ROME (AP) _ Sergio Leone, the Italian director whose widely imitated films included ″The Good, the Bad and the Ugly″ and spawned the spaghetti western genre, has died at age 60.
He died early Sunday of a heart attack at home.
Leone’s career spanned four decades but he is best known for the handful of westerns he made in Italy during the 1960s, typically featuring terse, gunslinging loners dueling on a spare and sun-scorched landscape.
His films made an international film star of Clint Eastwood.
Leone, the son of a film director Vincenzo Leone, began his film career in 1948 as an assistant on Vittorio De Sica’s ″Bicycle Thief.″
He went on to be assistant director on dozens of films, including ″Ben Hur″ and ″The Last Days of Pompeii,″ working with such Hollywood directors as William Wyler and Fred Zinneman.
The first film Leone directed was ″The Colossus of Rhodes,″ one of a series of popular mythological films made in Rome in the 1950s. The film won him a wide following and a flood of offers to direct similar films.
But the American westerns he saw as a child were what captured his imagination and in the early 1960s he began to make ″A Fistful of Dollars.″ Leone paid attention to historical detail and attracted a solid cast led by Eastwood, then an American television cowboy.

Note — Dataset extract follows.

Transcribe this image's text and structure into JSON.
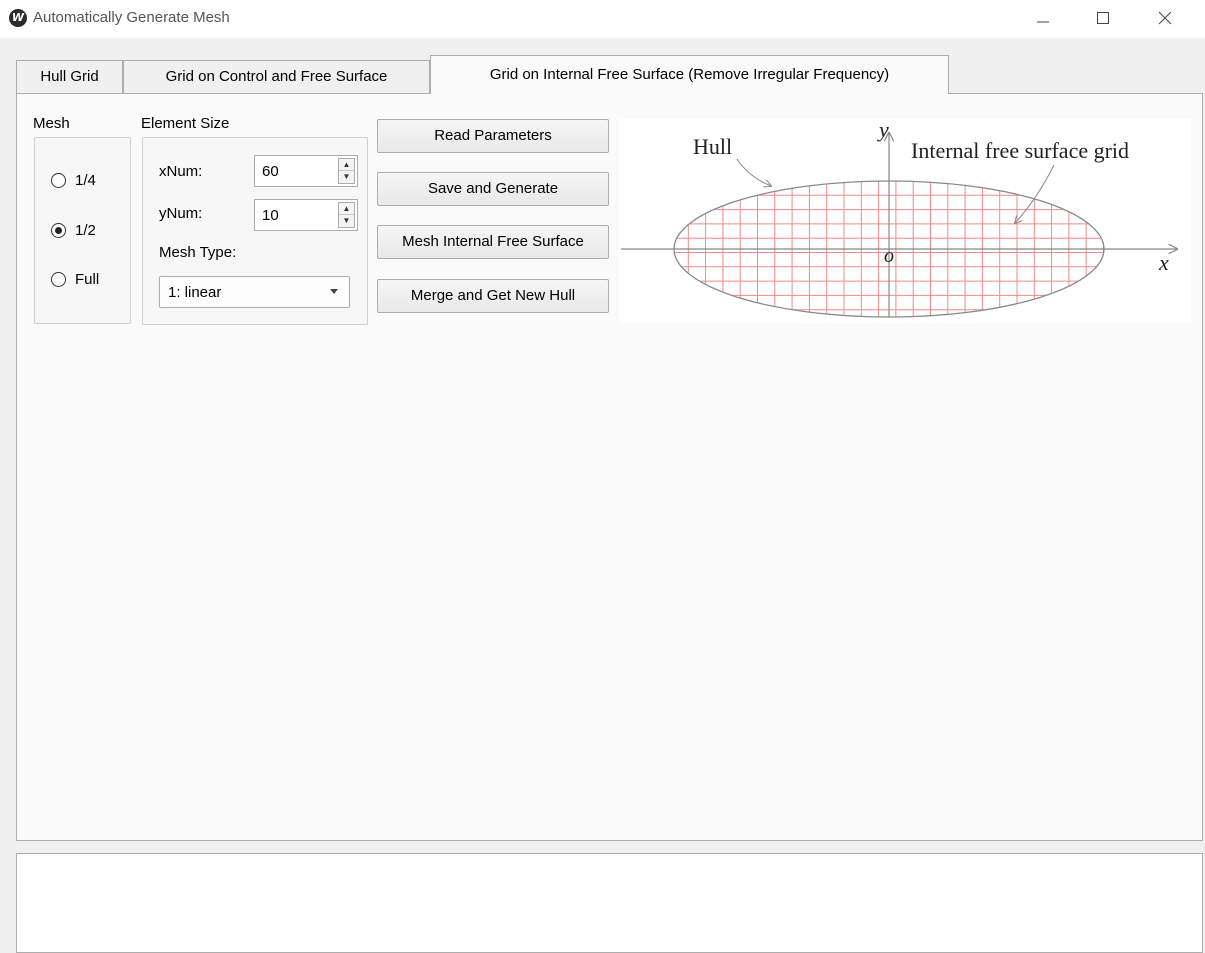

Leone released the film in 1964 and it was a box-office smash despite the prevailing opinion that the western genre was in decline.
Eastwood recalled Sunday in California that Leone used the pseudonym Rob Robertson to release the movie because ″in those days people didn’t want those Italian westerns.″
Leone’s next film was ″For a Few Dollars More″ in 1965 and ″The Good, the Bad and the Ugly″ in 1966.
″The universal attraction of the western is that it is a great fable, a myth like Achilles,″ he told an interviewer in 1968. ″For me personally, the attraction is the joy of making justice ... without asking permission - bang, bang.″
After the three westerns, Leone began work on a saga about American gangsters in the early 1900s. But he fell in love with a film he had co- written, ″Once Upon A Time in the West,″ and directed it himself, working with a cast that included Henry Fonda and Charles Bronson. He followed it with yet another Western, ″Duck You Sucker″ in 1972.
Leone had trouble in the 1970s finding producers who would foot the bill for his lavish productions and turned to producing other people’s films.
Finally, in 1983, he managed to finish ″Once Upon A Time in America,″ an impressionistic film using flashbacks and flash-forwards. The movie was praised at the Cannes film festival and was a hit in France and Italy, but it was drastically cut for its U.S. release and got lukewarm reviews.
Leone had been planning to direct a blockbuster film about the siege of Leningrad by German troops during World War II.
The directgor, who made his home in both Italy and France, is survived by his wife, Carla, and his children Raffaela, Francesca and Andrea. Funeral services were scheduled for Wednesday.